Moving meditation . . .

About twenty five years ago, and with baby son in stroller, my father and I were walking around the local shops in Melbourne when we came across an ad for Tai Chi classes.  My Father was always a Sino-phile, absorbed with Asian culture, learning to speak and write  Mandarin himself and  Careers and Appointments Officer at my former tertiary establishment, where he and my mother took many overseas students from Asia under their wing.  Dad said, ‘You should do that course.’

And I did.

The Australian Academy of Tai Chi met in a hall, under the tutelage of Robyn who was a wonderful teacher.  It was a big class and in summer we would meet in the parks and gardens in Melbourne’s bayside suburbs. Quite honestly there was nothing like being part of a large group of people completing a form in unison. Whether it was a communal air of calm, or the beauty of the movements in which Robyn led us, one’s breathing slowed and one became fluid and supple.  I studied with Robyn for the last seven years of our time in Melbourne, moving through all the levels to the wonderful Tai Chi swords.  [] We greenhorns only had wooden swords (Robyn’s was the real deal with a massive red tassel that performed its own dance as she led us through the form) but my parents had bought me a small red tassel in Guelin and it had a jade bead and a carved walnut shell of a small scene threaded behind it.  It went onto my sword hilt.  I still have the sword and occasionally bring it out and attempt to remember the form, but after living back in Tasmania for 17 years, I have never found anyone who performs and teaches the sword and have forgotten a large part of it.

Not so Tai Chi though.  The most wonderful Malaysian elder, Teck Yong, ran a weekend class of Tai Chi on the east coast about 16 years ago and I learned a new shortened form which I do almost every night.  No matter the level of stress or relaxation one might be feeling, the opening movements are enough to slow one’s breathing, to open up the breadth of one’s chest to drop one’s shoulders.  And I love the names of the movements:  Fly like a Dove, Dancing with the Rainbow, and many others.  But my favourite is Cloud Hands and even on its own has the capacity to slow me down, both with its visual power and its physical effort (or lack of it).  Its not hard to see where the movie title Crouching Tiger, Hidden Dragon came from.

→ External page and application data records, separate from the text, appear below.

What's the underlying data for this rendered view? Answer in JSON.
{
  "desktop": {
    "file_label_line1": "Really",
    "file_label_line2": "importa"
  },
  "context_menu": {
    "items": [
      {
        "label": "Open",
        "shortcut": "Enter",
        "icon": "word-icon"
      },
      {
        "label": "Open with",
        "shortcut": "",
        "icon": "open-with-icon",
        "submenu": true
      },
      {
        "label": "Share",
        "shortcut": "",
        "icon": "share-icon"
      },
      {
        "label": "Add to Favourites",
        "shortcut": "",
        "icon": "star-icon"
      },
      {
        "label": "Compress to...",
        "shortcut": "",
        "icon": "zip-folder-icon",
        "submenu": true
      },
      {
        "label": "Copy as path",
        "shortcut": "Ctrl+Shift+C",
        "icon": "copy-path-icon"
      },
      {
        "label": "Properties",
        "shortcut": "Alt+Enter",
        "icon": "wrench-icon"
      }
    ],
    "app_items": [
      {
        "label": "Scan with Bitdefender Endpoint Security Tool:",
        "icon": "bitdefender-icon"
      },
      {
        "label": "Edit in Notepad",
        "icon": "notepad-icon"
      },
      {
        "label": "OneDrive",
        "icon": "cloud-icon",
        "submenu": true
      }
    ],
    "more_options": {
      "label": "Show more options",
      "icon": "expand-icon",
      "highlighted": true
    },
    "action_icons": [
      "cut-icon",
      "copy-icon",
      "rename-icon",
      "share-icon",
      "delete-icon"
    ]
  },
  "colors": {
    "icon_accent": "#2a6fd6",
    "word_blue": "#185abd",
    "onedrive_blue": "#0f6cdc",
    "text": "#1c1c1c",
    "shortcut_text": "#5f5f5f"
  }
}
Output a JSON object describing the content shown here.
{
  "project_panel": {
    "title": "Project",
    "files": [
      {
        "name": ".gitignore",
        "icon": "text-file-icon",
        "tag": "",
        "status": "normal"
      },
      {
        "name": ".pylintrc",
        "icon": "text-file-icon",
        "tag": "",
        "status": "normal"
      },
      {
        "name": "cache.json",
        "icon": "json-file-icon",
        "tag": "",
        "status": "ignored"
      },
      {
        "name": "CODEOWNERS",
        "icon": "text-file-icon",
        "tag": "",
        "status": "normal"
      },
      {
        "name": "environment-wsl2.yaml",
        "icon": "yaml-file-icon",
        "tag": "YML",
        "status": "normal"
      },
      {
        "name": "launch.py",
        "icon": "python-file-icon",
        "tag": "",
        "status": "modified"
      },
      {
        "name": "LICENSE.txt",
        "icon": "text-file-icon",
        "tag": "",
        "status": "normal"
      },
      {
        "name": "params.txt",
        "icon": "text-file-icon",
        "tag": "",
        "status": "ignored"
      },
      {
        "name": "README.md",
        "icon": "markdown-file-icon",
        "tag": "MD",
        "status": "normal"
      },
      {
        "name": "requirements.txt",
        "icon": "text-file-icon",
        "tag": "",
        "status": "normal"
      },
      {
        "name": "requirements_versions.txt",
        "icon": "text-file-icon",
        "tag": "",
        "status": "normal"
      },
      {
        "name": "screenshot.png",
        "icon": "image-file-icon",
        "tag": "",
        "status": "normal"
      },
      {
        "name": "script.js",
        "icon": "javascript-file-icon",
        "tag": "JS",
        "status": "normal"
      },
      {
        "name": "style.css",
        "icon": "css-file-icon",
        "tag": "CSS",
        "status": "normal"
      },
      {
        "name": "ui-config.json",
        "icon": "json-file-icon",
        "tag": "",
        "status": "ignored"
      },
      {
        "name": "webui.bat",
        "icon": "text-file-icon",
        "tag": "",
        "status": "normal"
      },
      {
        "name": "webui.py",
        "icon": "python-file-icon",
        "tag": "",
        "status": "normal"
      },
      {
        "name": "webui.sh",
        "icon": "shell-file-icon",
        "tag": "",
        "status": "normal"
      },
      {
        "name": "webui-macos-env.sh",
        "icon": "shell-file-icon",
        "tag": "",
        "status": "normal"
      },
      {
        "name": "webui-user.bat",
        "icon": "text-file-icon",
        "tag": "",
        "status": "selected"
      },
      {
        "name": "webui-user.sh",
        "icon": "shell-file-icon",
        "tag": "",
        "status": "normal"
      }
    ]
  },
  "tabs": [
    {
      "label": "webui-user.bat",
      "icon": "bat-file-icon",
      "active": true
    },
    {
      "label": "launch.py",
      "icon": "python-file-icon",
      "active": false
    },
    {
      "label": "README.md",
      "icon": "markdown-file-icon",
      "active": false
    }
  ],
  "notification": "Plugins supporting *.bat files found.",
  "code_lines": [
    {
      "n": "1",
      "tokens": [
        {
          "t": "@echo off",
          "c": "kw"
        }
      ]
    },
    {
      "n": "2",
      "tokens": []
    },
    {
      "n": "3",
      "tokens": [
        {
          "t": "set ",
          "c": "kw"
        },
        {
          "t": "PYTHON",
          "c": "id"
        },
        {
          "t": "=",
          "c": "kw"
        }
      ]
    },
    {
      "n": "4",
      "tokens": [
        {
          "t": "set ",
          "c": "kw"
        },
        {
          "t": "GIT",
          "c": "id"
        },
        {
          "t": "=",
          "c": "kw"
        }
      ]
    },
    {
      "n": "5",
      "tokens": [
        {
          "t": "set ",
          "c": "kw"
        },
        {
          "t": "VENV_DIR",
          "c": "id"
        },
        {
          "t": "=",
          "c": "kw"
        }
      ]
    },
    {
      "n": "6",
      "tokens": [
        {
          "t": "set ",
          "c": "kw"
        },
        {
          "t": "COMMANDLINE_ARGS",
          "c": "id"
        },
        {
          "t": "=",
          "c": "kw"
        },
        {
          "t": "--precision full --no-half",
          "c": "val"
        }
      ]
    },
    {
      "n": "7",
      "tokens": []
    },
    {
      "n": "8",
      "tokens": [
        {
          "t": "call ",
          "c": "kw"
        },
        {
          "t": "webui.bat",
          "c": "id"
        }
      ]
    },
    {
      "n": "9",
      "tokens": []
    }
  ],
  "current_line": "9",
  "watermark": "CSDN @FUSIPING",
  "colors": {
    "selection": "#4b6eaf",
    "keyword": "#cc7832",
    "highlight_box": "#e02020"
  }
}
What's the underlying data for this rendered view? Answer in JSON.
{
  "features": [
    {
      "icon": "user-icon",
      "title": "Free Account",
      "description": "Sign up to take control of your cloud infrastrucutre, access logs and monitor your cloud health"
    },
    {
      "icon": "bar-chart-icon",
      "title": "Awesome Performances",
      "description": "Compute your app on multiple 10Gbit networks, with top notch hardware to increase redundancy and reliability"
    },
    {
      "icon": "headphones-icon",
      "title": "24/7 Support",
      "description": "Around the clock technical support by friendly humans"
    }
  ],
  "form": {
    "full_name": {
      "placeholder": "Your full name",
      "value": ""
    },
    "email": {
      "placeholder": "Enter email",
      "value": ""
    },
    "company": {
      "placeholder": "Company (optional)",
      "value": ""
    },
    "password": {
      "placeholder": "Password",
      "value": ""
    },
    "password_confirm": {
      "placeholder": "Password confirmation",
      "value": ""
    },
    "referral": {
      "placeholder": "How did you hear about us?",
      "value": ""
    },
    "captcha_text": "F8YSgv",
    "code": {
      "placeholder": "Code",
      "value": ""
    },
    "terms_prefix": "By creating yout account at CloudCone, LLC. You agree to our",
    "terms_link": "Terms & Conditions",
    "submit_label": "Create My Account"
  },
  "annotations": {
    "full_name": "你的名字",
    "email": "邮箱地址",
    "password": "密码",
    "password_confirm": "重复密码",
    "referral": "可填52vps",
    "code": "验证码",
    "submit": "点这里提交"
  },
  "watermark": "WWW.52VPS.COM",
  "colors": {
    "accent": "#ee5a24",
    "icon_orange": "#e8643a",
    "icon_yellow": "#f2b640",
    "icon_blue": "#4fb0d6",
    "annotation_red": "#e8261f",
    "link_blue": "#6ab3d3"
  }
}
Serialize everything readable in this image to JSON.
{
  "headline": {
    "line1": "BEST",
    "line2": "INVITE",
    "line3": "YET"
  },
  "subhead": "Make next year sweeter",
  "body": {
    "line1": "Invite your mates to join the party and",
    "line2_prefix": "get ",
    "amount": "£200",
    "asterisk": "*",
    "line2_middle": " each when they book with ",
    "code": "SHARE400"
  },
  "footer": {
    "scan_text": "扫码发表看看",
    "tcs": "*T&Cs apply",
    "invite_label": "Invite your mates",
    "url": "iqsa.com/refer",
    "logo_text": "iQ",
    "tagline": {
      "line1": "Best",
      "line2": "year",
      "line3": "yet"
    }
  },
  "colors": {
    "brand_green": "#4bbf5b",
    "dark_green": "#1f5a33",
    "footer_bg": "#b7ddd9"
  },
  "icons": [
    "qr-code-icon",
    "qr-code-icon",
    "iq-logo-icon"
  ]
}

The next level after swords in my old learning days was Tai Chi Fans and I remember Robyn doing an exhibition once . . . it was stunning: the loud ‘flack’ as the fan was flicked open, the slow elegance of the form.  I always thought ‘that’s what I want to learn next’, but of course we left Melbourne. []

But this last weekend I saw an advertisement for an Adult education course in Tai Chi Fans and I was enthralled and as soon as I have time, I shall enrol.